#### Your task
A single number is the answer here: how many lines below include "title"?

Dataset items
──────
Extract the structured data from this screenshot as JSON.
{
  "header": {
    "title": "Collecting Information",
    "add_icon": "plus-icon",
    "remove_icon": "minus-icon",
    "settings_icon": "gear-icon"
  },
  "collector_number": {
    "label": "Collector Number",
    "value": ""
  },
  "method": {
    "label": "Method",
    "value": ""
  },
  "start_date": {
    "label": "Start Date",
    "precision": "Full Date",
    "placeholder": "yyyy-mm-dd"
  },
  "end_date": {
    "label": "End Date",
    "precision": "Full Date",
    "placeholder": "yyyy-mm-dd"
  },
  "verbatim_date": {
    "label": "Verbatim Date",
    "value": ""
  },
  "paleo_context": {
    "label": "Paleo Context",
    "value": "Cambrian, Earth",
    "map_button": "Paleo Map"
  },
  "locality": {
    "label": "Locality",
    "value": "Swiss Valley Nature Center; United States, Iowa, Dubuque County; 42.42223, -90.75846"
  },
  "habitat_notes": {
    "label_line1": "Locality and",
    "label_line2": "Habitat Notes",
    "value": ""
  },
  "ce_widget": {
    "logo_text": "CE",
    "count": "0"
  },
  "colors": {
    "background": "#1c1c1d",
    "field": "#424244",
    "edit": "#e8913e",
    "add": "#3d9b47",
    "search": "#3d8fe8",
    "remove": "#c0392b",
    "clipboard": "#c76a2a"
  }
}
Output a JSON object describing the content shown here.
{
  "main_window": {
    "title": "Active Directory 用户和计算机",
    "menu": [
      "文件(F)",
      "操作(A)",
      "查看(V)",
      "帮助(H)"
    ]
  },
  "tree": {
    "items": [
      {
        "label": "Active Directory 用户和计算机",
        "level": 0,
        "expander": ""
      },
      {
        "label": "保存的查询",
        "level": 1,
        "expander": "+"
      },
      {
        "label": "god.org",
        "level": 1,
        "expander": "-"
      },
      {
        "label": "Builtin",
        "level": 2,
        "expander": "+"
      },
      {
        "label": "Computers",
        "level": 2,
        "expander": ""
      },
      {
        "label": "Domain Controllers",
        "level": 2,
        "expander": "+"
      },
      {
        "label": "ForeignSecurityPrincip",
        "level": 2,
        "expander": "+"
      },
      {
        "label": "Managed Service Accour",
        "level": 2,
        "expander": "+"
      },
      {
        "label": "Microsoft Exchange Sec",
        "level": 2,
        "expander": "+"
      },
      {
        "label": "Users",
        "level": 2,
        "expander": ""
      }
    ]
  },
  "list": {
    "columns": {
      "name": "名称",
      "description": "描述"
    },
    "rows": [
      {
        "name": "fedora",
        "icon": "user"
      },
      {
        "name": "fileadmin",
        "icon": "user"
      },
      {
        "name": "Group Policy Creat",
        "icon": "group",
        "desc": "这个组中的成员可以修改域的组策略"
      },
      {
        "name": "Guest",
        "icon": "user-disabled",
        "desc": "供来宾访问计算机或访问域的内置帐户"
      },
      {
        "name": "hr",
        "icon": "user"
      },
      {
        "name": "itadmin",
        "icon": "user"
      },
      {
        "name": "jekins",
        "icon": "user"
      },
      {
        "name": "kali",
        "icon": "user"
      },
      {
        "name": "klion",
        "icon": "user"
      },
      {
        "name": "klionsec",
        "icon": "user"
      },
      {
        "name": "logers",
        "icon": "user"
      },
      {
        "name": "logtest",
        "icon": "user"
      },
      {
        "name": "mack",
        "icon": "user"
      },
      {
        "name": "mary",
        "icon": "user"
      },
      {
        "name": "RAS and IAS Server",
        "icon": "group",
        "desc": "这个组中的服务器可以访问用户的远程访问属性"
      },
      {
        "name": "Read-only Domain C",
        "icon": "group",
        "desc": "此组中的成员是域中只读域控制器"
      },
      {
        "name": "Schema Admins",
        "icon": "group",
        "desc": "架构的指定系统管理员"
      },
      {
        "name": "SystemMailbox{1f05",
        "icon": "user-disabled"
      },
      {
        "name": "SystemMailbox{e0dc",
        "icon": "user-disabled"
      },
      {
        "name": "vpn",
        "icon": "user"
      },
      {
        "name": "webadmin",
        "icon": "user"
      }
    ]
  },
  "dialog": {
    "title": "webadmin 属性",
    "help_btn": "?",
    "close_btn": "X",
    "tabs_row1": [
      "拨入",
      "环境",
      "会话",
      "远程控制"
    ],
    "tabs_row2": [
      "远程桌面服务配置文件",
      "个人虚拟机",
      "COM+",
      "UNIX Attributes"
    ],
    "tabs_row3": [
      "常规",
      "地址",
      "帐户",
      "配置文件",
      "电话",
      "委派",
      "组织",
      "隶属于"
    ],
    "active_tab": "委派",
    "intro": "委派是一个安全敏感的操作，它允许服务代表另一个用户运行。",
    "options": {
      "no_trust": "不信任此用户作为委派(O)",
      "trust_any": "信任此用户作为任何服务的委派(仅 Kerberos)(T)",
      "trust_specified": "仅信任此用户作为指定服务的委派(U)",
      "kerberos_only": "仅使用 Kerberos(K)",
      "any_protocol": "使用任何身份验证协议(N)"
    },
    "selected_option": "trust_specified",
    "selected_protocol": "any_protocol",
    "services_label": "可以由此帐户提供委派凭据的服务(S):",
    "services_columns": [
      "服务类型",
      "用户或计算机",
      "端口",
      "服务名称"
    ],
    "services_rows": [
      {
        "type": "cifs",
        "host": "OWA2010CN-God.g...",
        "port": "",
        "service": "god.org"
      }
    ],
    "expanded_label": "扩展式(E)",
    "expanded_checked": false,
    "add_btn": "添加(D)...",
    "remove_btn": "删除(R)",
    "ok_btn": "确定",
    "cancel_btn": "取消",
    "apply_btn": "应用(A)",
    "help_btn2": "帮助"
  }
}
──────
#### Task output
3